Wilder Girls by Rory Power
This book had quite a bit of hype before it’s release and was said to be a female lord of the flies type book with queer rep and body horror, sold! As Rory’s debut novel, it certainly did not disappoint for me. It’s definitely not for everyone and is quite graphic and gross at times and some people hate how it ended. I loved pretty much everything about this and can’t wait to read her next book. A school of girls stranded on their island with the Tox gradually killing and changing them in strange and creepy ways, told from multiple perspectives.
Other Words for Smoke by Sarah Maria Griffin
A gloriously witchy book with queer rep and an evil owl lurking within the house walls. This book is set in Ireland and I loved everything about it, and I mean everything. It follows twins who are sent to spend the summer at their aunts house with her young witchy apprentice Bevan, who happens to be my personal favourite character. We get to read from different perspectives and the second half is set a few years later where they return to the same house for another summer. Magical realism at it’s best, it gave me a lot of Japanese literature vibes.
Lost Boy by Christina Henry
This Peter Pan dark retelling was everything and more for me. After reading Christina’s dark retelling of Alice in Wonderland I couldn’t wait to pick this one up to try and it has turned out to be my favourite book by her. The story tells right from the start, when there were originally only two lost boys in Neverland. Peter is actually the villian of this tale and we see how Hook went from being the first lost boy to becoming the fabled pirate captain. This book is very graphic and very tense, I loved it so much. A must read if you like the story of Peter Pan or enjoy dark retellings.
Bunny by Mona Awad

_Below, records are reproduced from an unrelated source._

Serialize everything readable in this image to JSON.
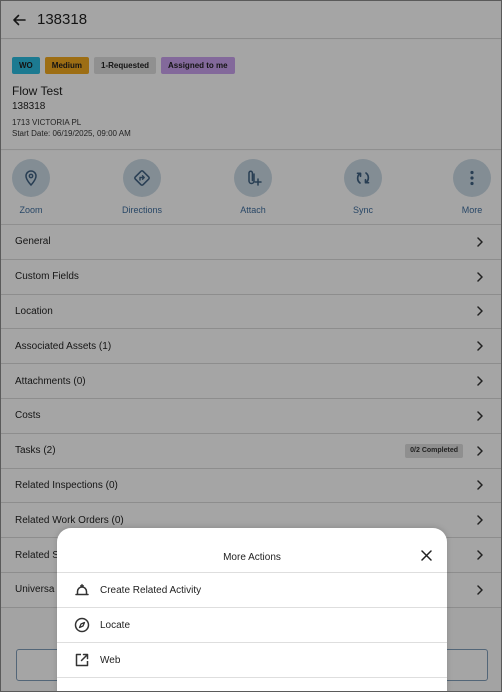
{
  "header": {
    "title": "138318",
    "back_icon": "arrow-left-icon"
  },
  "summary": {
    "badges": [
      "WO",
      "Medium",
      "1-Requested",
      "Assigned to me"
    ],
    "badge_colors": {
      "wo": "#2ab6d9",
      "medium": "#eba41e",
      "requested": "#d7d7d7",
      "assigned": "#c49de8"
    },
    "title": "Flow Test",
    "id": "138318",
    "address": "1713 VICTORIA PL",
    "start_date": "Start Date: 06/19/2025, 09:00 AM"
  },
  "actions": [
    {
      "label": "Zoom",
      "icon": "map-pin-icon"
    },
    {
      "label": "Directions",
      "icon": "directions-icon"
    },
    {
      "label": "Attach",
      "icon": "attach-icon"
    },
    {
      "label": "Sync",
      "icon": "sync-icon"
    },
    {
      "label": "More",
      "icon": "more-vertical-icon"
    }
  ],
  "sections": [
    {
      "label": "General"
    },
    {
      "label": "Custom Fields"
    },
    {
      "label": "Location"
    },
    {
      "label": "Associated Assets (1)"
    },
    {
      "label": "Attachments (0)"
    },
    {
      "label": "Costs"
    },
    {
      "label": "Tasks (2)",
      "badge": "0/2 Completed"
    },
    {
      "label": "Related Inspections (0)"
    },
    {
      "label": "Related Work Orders (0)"
    },
    {
      "label": "Related S"
    },
    {
      "label": "Universa"
    }
  ],
  "sheet": {
    "title": "More Actions",
    "items": [
      {
        "label": "Create Related Activity",
        "icon": "create-activity-icon"
      },
      {
        "label": "Locate",
        "icon": "compass-icon"
      },
      {
        "label": "Web",
        "icon": "external-link-icon"
      }
    ]
  },
  "colors": {
    "accent": "#3d6a99",
    "action_circle": "#c3d2dd"
  }
}
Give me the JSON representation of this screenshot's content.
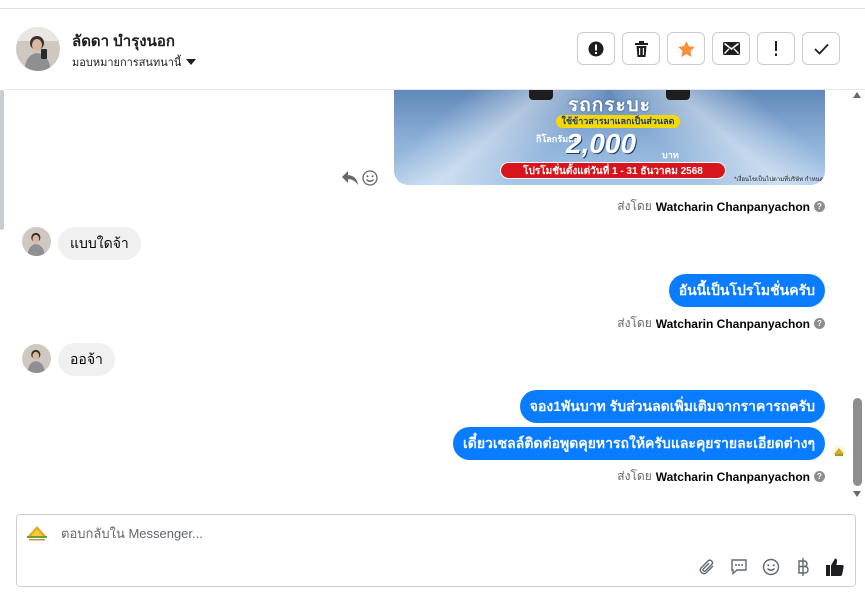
{
  "header": {
    "contact_name": "ลัดดา บำรุงนอก",
    "assign_label": "มอบหมายการสนทนานี้",
    "actions": [
      "mark-spam",
      "delete",
      "star",
      "mark-unread",
      "follow-up",
      "done"
    ]
  },
  "promo": {
    "headline": "รถกระบะ",
    "yellow_pill": "ใช้ข้าวสารมาแลกเป็นส่วนลด",
    "km_label": "กิโลกรัมละ",
    "amount": "2,000",
    "baht": "บาท",
    "red_pill": "โปรโมชั่นตั้งแต่วันที่ 1 - 31 ธันวาคม 2568",
    "fine_print": "*เงื่อนไขเป็นไปตามที่บริษัท กำหนด"
  },
  "sent_by_prefix": "ส่งโดย",
  "agent_name": "Watcharin Chanpanyachon",
  "messages": {
    "in1": "แบบใดจ้า",
    "out1": "อันนี้เป็นโปรโมชั่นครับ",
    "in2": "ออจ้า",
    "out2": "จอง1พันบาท รับส่วนลดเพิ่มเติมจากราคารถครับ",
    "out3": "เดี๋ยวเซลล์ติดต่อพูดคุยหารถให้ครับและคุยรายละเอียดต่างๆ"
  },
  "composer": {
    "placeholder": "ตอบกลับใน Messenger..."
  },
  "colors": {
    "bubble_out": "#0a7cff",
    "bubble_in": "#f0f0f0",
    "star": "#f7923b"
  }
}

One of the strangest books I read in 2019, Bunny follows a woman called Samantha who gets caught up in some cult like activities with 4 other girls that call each other Bunny. This book definitely isn’t for everyone, it is quite gorey and graphic and certainly on the weird side. But on the other hand if like me, you love to read dark weird books that arn’t straight forward reads, definitely pick this one up.
Norwegian Wood by Haruki Murakami
As one of Murakami’s contemporary books with little to no magical realism elements, I wasn’t expecting to love it as much as I did. It follows a man over several years and deals with grief and love, it’s not a light read and does cover some heavy topics. I’d describe it as pretty depressing but in a hauntingly beautiful way, I’m really glad I read it and can see myself re-reading in the future.
The Starless Sea by Erin Morgenstern
One of the last books I read in 2019 and one of my new favourites of all time. This one definitely isn’t for everyone as it can be extremely confusing and contains other books within the book but I found it fascinating and was completely captivated. It was also the first book by Erin Morgenstern I had read but I’m now eager to try The Night Circus too.